Recently, my wife and I took a delightful walk through the upper North Tyne valley, in Northumberland; which is where my Charlton ancestors come from.
This walk has several especially appealing aspects, and on this particular day things were at their best. I didn't take a camera, and the (functional, rather than artistic) photographs below are taken from the geograph.org.uk web pages.
There is a walk up to the ride on the east of the valley, that makes a turn at a boulder where we once had a picnic. There is a view up the river towards its source on the Scottish border, that I find very evocative both of the poetry of the border ballads, and the harshness of the border reivers (poetry and violence side by side; the genuine heroic era of Britain).

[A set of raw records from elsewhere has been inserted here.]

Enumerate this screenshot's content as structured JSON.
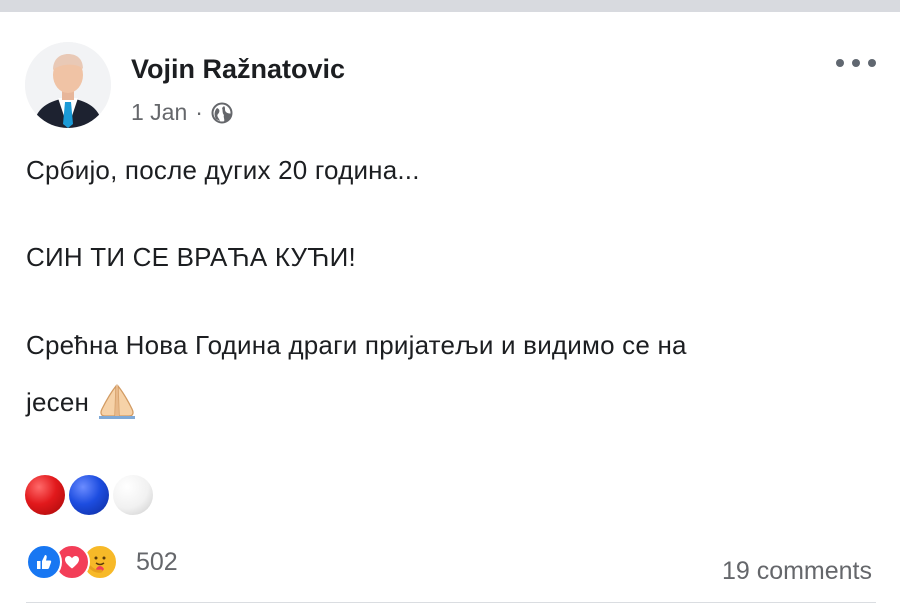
{
  "post": {
    "author": "Vojin Ražnatovic",
    "date": "1 Jan",
    "separator": "·",
    "privacy_icon": "globe-icon",
    "lines": [
      "Србијо, после дугих 20 година...",
      "СИН ТИ СЕ ВРАЋА КУЋИ!",
      "Срећна Нова Година драги пријатељи и видимо се на",
      "јесен"
    ],
    "emoji": "folded-hands-icon",
    "flag_dots": [
      "red",
      "blue",
      "white"
    ]
  },
  "footer": {
    "reactions": [
      "like-icon",
      "love-icon",
      "care-icon"
    ],
    "reaction_count": "502",
    "comments": "19 comments"
  },
  "colors": {
    "text": "#1c1e21",
    "secondary": "#65676b",
    "like": "#1877f2",
    "love": "#f33e58",
    "care": "#f7b928"
  }
}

Coming down off the ridge, there is a beautiful copse of relict ancient oaks called Riding Wood, in which we stumbled across what looked like an ancient stone enclosure, with evidence of several round buildings. On that day, this place had an atmosphere of extraordinary intensity and brooding.
Later research revealed it was dated to Romano-British time - in other words, it was a Celtic defended dwelling, from around the time of Arthur and (more relevantly) Merlin - in his Scottish border origin of Lailoken: the mad prophet and seer of the Caledonian forest. Hence, presumably, the enchantment hanging about the place.

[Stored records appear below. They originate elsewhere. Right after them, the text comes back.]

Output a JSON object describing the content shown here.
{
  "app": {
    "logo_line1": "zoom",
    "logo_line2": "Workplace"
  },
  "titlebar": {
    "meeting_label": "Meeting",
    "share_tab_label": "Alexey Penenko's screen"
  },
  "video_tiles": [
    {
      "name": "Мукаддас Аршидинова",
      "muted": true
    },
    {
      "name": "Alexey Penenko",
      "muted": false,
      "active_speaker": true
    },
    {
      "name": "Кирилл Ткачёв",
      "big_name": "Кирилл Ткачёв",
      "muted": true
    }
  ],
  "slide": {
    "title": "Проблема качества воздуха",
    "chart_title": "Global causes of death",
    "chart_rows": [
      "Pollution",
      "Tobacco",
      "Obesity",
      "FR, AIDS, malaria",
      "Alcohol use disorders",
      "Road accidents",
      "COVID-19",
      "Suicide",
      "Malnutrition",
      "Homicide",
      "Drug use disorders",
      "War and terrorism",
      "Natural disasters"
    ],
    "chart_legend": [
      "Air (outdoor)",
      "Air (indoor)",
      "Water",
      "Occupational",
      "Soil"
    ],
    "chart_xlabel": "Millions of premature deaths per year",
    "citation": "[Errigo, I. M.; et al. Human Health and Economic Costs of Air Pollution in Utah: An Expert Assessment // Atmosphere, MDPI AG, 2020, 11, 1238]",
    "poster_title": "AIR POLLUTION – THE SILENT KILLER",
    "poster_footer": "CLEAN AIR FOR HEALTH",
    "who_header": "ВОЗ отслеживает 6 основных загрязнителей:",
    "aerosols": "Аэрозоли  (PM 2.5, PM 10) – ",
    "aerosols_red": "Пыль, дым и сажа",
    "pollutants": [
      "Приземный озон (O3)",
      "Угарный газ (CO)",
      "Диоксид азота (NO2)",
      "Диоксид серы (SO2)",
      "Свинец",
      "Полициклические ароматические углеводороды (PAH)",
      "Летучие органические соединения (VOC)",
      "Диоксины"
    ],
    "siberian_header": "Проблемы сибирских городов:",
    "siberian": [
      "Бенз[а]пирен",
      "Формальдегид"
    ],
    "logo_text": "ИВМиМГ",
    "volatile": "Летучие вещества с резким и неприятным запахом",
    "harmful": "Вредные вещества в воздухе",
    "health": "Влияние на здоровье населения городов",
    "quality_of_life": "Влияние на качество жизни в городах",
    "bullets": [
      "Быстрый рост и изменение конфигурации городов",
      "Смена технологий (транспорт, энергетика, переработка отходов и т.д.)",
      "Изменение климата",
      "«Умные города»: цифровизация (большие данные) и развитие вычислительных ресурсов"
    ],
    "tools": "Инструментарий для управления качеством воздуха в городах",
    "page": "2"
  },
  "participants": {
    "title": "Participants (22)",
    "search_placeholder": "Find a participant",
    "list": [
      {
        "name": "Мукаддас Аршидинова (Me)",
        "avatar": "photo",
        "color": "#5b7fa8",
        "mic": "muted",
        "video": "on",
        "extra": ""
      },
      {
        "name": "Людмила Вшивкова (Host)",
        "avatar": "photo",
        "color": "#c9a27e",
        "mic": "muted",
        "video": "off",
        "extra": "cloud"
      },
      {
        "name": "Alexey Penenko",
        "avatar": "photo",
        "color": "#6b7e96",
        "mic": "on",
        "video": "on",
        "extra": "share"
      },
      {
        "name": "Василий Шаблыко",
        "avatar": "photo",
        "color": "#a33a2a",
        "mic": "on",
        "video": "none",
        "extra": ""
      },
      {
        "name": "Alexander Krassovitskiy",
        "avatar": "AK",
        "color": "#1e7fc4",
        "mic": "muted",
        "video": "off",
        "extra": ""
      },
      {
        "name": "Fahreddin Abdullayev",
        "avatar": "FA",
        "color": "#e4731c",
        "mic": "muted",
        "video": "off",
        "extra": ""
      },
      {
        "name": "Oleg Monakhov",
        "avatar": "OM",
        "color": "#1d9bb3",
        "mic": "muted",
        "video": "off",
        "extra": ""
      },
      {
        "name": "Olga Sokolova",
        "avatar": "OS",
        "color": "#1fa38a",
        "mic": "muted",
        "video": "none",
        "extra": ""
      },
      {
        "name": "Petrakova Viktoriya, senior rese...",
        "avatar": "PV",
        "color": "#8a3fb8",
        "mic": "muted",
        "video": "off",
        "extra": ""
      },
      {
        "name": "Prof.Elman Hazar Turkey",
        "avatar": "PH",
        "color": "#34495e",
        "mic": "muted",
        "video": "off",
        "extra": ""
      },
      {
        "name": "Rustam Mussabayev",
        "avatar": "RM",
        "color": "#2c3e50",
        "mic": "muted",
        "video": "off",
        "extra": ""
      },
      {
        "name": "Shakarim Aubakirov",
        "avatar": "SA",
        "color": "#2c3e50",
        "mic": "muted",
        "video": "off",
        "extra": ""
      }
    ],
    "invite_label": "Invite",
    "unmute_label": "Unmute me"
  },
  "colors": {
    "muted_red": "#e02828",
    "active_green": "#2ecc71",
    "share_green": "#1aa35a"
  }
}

Then across a footbridge over the long-since abandoned railway line:
And down to the banks of the idyllic River North Tyne.
Across the river could be seen Hesleyside Hall - beautiful Georgian residence of the head of the Charlton surname ('clan'), with its landscaped gardens by Capability Brown
And then back to Bellingham.